| Element data from apps and pages |
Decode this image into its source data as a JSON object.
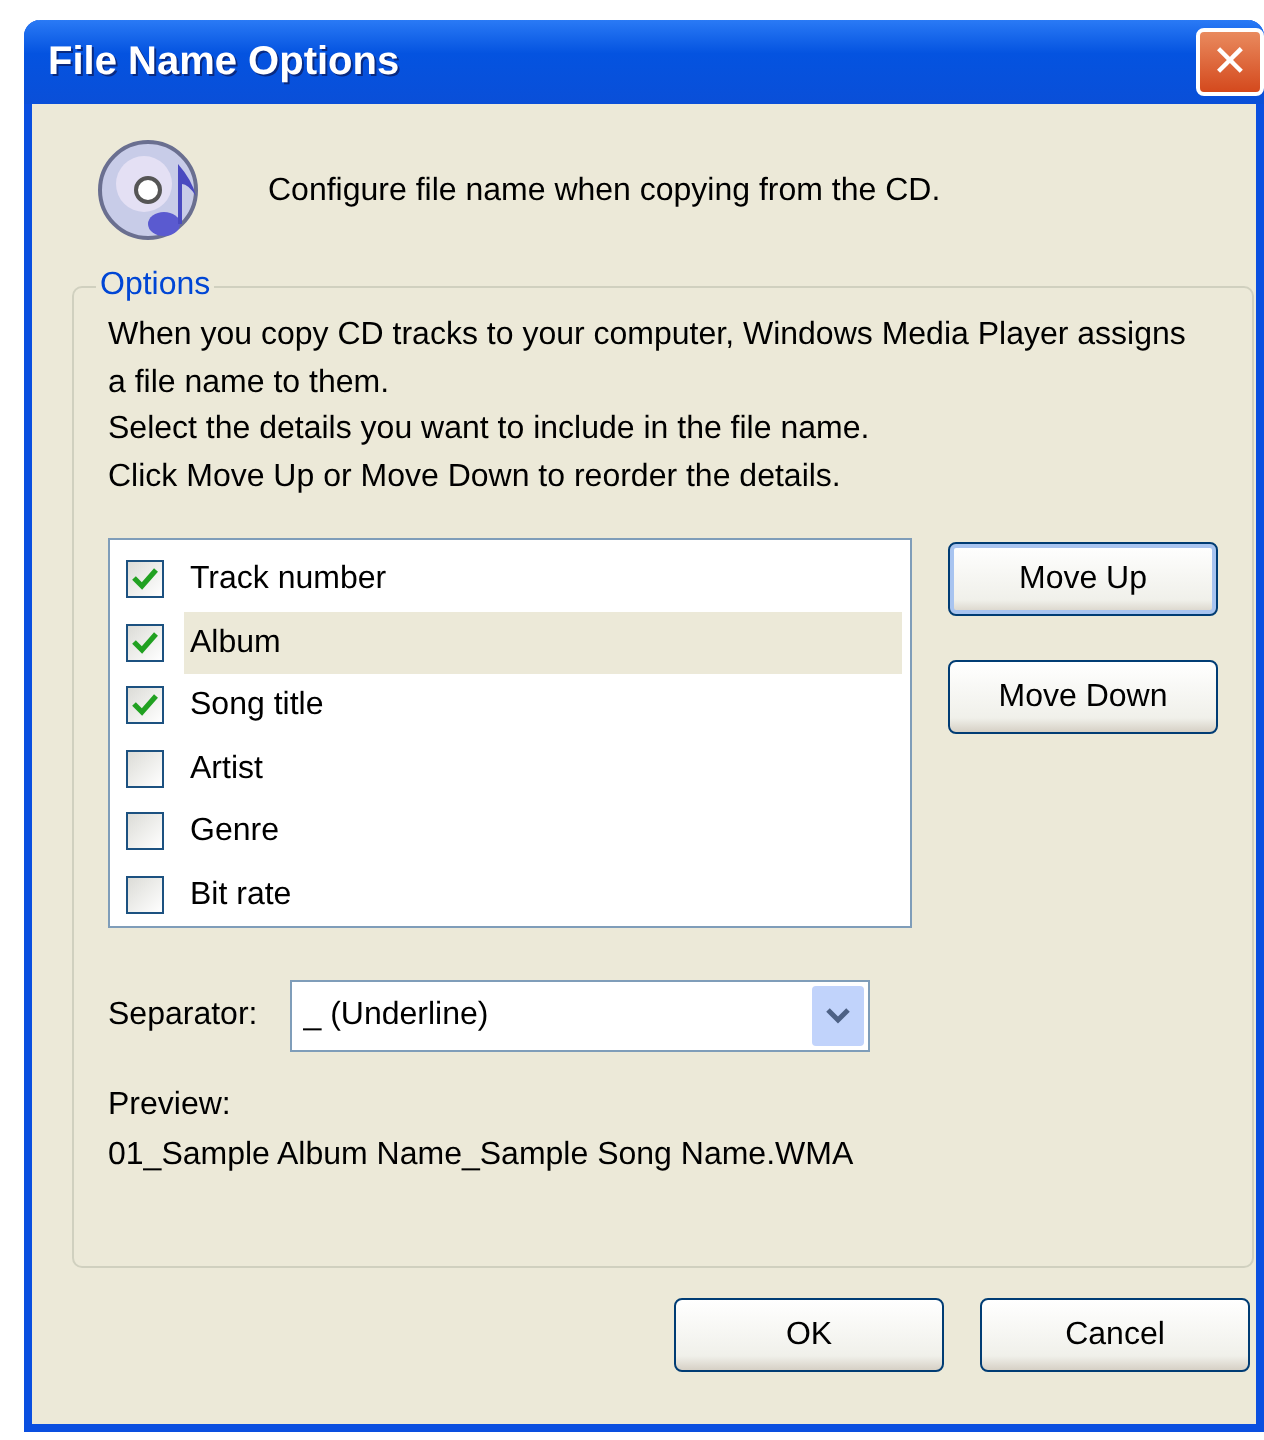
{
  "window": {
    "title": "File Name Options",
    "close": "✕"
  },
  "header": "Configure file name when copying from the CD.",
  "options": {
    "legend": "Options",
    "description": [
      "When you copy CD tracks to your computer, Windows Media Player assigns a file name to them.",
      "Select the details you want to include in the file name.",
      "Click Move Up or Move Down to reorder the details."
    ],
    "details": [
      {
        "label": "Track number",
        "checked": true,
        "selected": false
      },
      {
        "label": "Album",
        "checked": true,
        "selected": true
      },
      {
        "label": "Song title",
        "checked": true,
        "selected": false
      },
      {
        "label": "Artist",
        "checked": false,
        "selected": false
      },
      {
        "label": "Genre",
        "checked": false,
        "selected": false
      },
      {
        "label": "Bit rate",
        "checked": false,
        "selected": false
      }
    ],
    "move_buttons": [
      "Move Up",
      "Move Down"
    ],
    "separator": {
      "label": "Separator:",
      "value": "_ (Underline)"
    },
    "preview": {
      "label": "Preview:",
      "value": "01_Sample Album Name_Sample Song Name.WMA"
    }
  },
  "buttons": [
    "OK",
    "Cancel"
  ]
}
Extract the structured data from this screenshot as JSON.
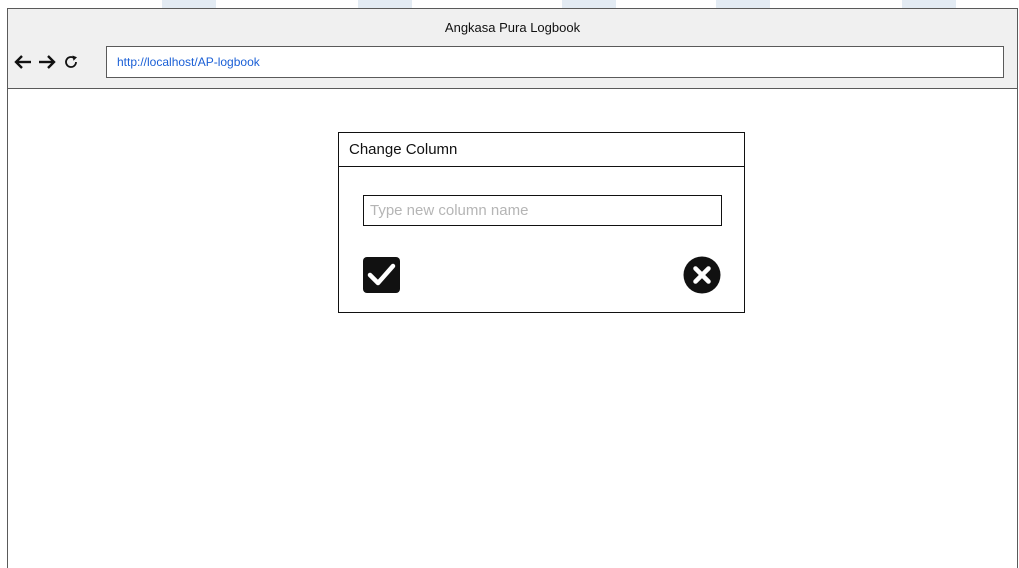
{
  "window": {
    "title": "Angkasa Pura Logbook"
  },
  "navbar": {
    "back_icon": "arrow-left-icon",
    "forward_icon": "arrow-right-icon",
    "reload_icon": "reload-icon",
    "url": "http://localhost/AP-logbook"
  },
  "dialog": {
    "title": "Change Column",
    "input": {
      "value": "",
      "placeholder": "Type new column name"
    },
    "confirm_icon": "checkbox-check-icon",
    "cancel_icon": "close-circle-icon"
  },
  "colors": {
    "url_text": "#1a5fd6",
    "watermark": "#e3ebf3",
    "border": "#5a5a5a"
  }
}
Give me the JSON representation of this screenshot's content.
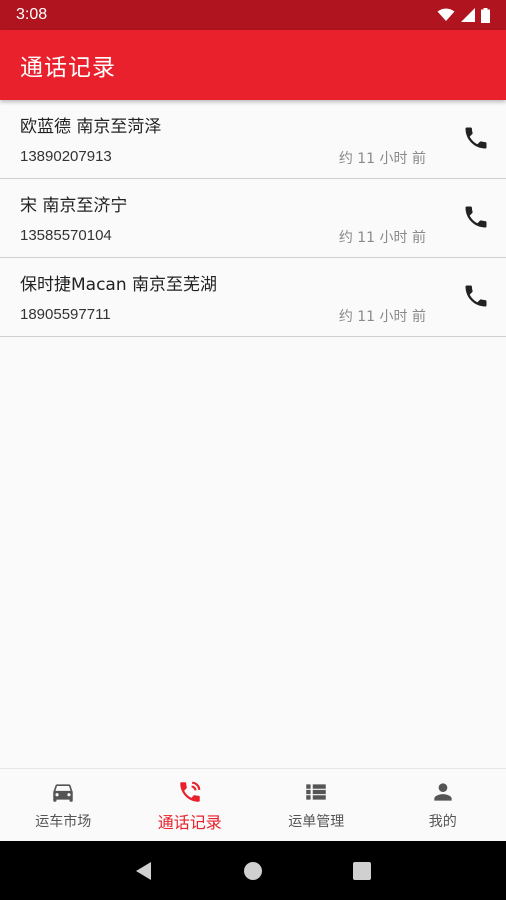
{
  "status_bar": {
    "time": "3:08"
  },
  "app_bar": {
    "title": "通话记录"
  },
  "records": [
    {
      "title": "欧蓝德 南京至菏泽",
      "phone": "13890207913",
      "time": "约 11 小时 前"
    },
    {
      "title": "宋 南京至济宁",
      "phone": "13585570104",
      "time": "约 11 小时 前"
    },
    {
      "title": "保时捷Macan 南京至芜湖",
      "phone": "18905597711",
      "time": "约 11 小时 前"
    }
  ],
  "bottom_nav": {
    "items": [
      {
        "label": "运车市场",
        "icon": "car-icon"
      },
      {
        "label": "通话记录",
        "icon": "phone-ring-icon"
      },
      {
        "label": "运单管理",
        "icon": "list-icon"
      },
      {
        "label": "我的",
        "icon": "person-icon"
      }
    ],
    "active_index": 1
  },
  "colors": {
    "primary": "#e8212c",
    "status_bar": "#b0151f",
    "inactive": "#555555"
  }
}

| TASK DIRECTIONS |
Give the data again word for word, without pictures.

| EXERCISE OUTPUT |
Decode this image into its source data as a JSON object.
{
  "window": {
    "title": "File Name Options",
    "close": "✕"
  },
  "header": "Configure file name when copying from the CD.",
  "options": {
    "legend": "Options",
    "description": [
      "When you copy CD tracks to your computer, Windows Media Player assigns a file name to them.",
      "Select the details you want to include in the file name.",
      "Click Move Up or Move Down to reorder the details."
    ],
    "details": [
      {
        "label": "Track number",
        "checked": true,
        "selected": false
      },
      {
        "label": "Album",
        "checked": true,
        "selected": true
      },
      {
        "label": "Song title",
        "checked": true,
        "selected": false
      },
      {
        "label": "Artist",
        "checked": false,
        "selected": false
      },
      {
        "label": "Genre",
        "checked": false,
        "selected": false
      },
      {
        "label": "Bit rate",
        "checked": false,
        "selected": false
      }
    ],
    "move_buttons": [
      "Move Up",
      "Move Down"
    ],
    "separator": {
      "label": "Separator:",
      "value": "_ (Underline)"
    },
    "preview": {
      "label": "Preview:",
      "value": "01_Sample Album Name_Sample Song Name.WMA"
    }
  },
  "buttons": [
    "OK",
    "Cancel"
  ]
}
Extract the structured data from this screenshot as JSON.
{
  "window": {
    "title": "Angkasa Pura Logbook"
  },
  "navbar": {
    "back_icon": "arrow-left-icon",
    "forward_icon": "arrow-right-icon",
    "reload_icon": "reload-icon",
    "url": "http://localhost/AP-logbook"
  },
  "dialog": {
    "title": "Change Column",
    "input": {
      "value": "",
      "placeholder": "Type new column name"
    },
    "confirm_icon": "checkbox-check-icon",
    "cancel_icon": "close-circle-icon"
  },
  "colors": {
    "url_text": "#1a5fd6",
    "watermark": "#e3ebf3",
    "border": "#5a5a5a"
  }
}
Give me the JSON representation of this screenshot's content.
{
  "status_bar": {
    "time": "3:08"
  },
  "app_bar": {
    "title": "通话记录"
  },
  "records": [
    {
      "title": "欧蓝德 南京至菏泽",
      "phone": "13890207913",
      "time": "约 11 小时 前"
    },
    {
      "title": "宋 南京至济宁",
      "phone": "13585570104",
      "time": "约 11 小时 前"
    },
    {
      "title": "保时捷Macan 南京至芜湖",
      "phone": "18905597711",
      "time": "约 11 小时 前"
    }
  ],
  "bottom_nav": {
    "items": [
      {
        "label": "运车市场",
        "icon": "car-icon"
      },
      {
        "label": "通话记录",
        "icon": "phone-ring-icon"
      },
      {
        "label": "运单管理",
        "icon": "list-icon"
      },
      {
        "label": "我的",
        "icon": "person-icon"
      }
    ],
    "active_index": 1
  },
  "colors": {
    "primary": "#e8212c",
    "status_bar": "#b0151f",
    "inactive": "#555555"
  }
}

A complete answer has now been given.